The church of the Holy Spirit was rebuilt in the Lublin Renaissance style in the years 1602–1608 according to a design by Jan Cangerle. A chancel with a semicircular apse was added to this single nave building. The church has two chapels – one founded by the Lublin councillor Stanisław Licheński in the first half of the XVII century, and the other founded by Stefan Czarniecki in the second part of the XVII century. The chancel and the chapels are decorated with stucco ornaments. Numerous epitaphs can be found in the church-porch.

The painting of the Virgin Mary with the Child at the main altar is considered miraculous. On July 13, 1642, Jakub Lenczowski, a student of the Jesuit school, noticed tears streaming down the face of the Mother of God. The cult of the image of the Virgin Mary with the Child continues to this day.

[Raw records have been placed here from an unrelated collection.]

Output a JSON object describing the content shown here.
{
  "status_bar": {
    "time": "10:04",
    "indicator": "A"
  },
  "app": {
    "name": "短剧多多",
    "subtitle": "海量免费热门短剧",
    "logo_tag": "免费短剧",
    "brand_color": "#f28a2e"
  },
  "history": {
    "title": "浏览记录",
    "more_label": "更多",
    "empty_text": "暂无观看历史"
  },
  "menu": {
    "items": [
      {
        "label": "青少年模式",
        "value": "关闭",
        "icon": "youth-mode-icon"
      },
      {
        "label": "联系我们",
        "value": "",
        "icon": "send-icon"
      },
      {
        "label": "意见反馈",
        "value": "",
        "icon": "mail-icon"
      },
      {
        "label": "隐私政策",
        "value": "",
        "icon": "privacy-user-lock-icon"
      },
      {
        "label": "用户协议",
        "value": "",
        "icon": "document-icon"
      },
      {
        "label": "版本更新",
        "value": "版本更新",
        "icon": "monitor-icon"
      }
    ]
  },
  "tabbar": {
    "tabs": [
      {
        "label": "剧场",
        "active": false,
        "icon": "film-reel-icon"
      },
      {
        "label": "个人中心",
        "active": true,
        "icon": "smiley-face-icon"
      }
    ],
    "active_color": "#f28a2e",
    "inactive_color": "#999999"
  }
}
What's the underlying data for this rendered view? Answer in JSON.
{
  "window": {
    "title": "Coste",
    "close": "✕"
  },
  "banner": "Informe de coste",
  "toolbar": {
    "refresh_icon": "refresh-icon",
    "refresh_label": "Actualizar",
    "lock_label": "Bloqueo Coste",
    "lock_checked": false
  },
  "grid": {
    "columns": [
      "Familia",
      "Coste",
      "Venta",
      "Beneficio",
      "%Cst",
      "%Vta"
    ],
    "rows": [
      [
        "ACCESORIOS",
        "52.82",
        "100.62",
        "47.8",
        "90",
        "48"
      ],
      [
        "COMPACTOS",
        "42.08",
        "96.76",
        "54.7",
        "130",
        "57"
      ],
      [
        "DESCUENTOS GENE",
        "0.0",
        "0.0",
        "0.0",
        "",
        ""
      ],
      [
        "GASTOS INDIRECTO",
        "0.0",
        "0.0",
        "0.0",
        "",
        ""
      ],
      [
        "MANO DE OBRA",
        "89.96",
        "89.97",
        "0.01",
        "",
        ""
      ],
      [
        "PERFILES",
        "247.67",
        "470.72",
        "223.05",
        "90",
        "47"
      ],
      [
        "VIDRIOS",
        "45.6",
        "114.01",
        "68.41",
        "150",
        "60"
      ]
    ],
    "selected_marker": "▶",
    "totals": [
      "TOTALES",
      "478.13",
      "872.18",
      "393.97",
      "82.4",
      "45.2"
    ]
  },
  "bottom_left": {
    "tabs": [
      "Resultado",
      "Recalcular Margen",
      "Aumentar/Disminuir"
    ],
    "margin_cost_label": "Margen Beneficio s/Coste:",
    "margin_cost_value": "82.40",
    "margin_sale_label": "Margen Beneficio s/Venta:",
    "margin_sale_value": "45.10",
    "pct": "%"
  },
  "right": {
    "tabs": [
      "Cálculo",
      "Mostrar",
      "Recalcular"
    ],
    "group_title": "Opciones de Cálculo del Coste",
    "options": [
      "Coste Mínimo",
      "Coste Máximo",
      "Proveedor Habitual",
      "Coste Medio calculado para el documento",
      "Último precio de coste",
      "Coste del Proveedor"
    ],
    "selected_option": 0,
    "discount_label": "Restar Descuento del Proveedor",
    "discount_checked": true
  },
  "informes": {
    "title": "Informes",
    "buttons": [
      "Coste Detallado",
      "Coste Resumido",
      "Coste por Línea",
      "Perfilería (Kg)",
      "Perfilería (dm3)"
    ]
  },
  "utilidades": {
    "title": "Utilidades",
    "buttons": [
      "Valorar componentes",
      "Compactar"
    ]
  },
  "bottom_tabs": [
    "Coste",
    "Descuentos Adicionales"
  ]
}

An interesting piece of trivia is that on January 14, 1875, in the church of Holy Spirit, Aleksander Głowacki (Polish writer known under the pen name of Bolesław Prus) married Oktawia Trembińska (a distant cousin on his mother's side).